In an October 2017 study by the Government Accountability Office (GAO), nearly two-thirds of the 137 polling places inspected on Election Day 2016 had at least one impediment to people with disabilities. In the 2008 presidential election, it was fewer than half. We are going the wrong direction as a country in accommodating voters with disabilities and we should all be concerned by stories like Senator Duckworth’s and statistics like those collected by the GAO.
As Norman Hill, a lifelong activist in the Civil Rights and Labor movements who also served as the president of the A. Philip Randolph Institute, said in this blog post, disability rights, like voting rights, are civil rights. From the passage of Section 504 of the Rehabilitation Act of 1973 to the passage of the 1990 Americans with Disabilities Act to the present, persons with disabilities have made significant progress—but only because of their persistent activism. It is up to all of us to defend voting rights and voting access by speaking out alongside the disability community for accessibility in voter registration, polling places, even public transportation to the polls.
The American Federation of Teachers will always advocate alongside the disability community—in education, in healthcare, and in our collective right to participate in our democracy.
Our members who are educators are experts at understanding and fighting for the Free Appropriate Public Education to which our students with disabilities have a right. Our members are committed to democracy. It is intuitive to us to advocate for the support and expansion of voting rights for everyone. It is appalling to us that the voting rights of the disability community remain so threatened 56 years after the Voting Rights Act was first passed. Fortunately there is something we can do.

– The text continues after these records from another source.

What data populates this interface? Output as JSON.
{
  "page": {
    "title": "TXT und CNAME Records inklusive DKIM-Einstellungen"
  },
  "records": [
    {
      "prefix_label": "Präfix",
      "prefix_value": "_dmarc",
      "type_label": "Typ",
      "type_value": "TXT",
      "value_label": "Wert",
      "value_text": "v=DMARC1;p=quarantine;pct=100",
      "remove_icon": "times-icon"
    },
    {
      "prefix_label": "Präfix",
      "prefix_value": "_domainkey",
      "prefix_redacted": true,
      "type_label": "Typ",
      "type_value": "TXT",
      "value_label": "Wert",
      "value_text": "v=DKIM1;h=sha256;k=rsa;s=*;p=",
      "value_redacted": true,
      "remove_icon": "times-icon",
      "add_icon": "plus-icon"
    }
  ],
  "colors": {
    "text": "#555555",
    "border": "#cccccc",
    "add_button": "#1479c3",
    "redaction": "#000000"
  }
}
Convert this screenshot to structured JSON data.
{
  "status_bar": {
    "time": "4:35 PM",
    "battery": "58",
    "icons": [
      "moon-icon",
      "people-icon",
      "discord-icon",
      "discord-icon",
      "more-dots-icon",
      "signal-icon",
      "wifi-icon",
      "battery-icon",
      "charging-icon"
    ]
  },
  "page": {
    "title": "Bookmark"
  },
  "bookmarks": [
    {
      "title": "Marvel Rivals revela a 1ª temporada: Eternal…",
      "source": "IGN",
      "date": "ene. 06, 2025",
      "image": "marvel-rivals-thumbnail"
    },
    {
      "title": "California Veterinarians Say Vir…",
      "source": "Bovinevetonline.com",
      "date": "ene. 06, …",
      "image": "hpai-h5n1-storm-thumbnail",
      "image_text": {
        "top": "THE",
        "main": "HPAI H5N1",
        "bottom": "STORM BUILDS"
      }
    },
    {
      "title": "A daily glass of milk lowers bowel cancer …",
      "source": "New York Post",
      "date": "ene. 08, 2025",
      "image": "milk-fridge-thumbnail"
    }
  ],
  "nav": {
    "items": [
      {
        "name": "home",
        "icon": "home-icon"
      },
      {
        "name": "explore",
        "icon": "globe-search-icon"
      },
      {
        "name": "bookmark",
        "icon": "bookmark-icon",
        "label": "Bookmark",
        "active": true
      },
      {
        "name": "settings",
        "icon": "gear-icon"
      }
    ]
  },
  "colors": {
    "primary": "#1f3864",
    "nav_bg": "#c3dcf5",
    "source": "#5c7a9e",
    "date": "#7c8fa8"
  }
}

In addition to working state by state to elect leaders who believe in voting rights and who will invalidate state laws that restrict voting rights, we must also collectively pressure the U.S. Senate to pass the Freedom to Vote Act and the John Lewis Voting Rights Advancement Act, which create real access to ease the hardships disabled Americans have confronted in participating in elections.
The Freedom to Vote Act establishes rules for federal elections that would supersede many state-level voting restrictions. And the John Lewis Voting Rights Advancement Act would establish new preclearance formulas. The U.S. Supreme Court’s 2013 ruling in Shelby County v. Holder gutted a key part of the 1965 Voting Rights Act—the requirement that states with a history of discriminatory voting laws seek federal preclearance to pass new voting laws. Historically, these laws have targeted voters of color, but provisions like limiting mail-in voting and increasing voter ID requirements can disenfranchise voters with disabilities.
However, while voter suppression tactics are happening at the state level, we also face a serious impediment at the Federal level. Even though there are at least 50 votes to pass these two bills they cannot get to the floor because of the filibuster in the Senate. The filibuster was used to block civil rights legislation, including anti-lynching and anti-poll tax measures in the 19th and 20th centuries. Senator Mitch McConnell and Republicans have used the filibuster four times in 2021 to block the Freedom to Vote Act and the John Lewis Voting Rights Advancement Act—preventing even discussion and debate on voting rights legislation. We must work to reform the Senate rules as they are standing in the way of not only these bills but the will of the people
Until recently, most Americans had only been spectators to assaults on democracy. But these threats are real and wide-ranging. We have no choice but to work together to press back against the forces working to undermine the foundations of our democracy.